TASK:
Provide the number of lines in the entries below containing "title", with no further words.

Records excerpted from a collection
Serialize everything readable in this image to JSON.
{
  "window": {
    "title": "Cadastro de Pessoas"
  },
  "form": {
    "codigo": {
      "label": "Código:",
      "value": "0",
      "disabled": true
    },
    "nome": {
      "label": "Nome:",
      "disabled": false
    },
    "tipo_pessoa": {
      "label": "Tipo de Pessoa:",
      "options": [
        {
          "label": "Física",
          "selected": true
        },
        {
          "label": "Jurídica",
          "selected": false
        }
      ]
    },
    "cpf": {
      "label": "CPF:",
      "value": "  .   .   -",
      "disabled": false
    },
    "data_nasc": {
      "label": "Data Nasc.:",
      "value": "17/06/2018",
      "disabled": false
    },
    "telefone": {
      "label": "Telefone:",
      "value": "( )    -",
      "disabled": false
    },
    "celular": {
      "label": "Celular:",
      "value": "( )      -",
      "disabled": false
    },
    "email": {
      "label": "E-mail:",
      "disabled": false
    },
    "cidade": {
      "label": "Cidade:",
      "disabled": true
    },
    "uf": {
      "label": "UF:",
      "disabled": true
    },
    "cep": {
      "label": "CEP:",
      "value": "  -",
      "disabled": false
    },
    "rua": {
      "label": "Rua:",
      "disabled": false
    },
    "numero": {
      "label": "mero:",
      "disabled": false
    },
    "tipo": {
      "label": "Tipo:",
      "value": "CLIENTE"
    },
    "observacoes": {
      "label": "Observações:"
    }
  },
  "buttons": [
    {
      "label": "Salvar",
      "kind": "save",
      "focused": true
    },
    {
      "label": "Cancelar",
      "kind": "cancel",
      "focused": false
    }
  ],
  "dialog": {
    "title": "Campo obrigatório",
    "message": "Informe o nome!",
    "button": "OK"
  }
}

WRITTEN ANSWER:
2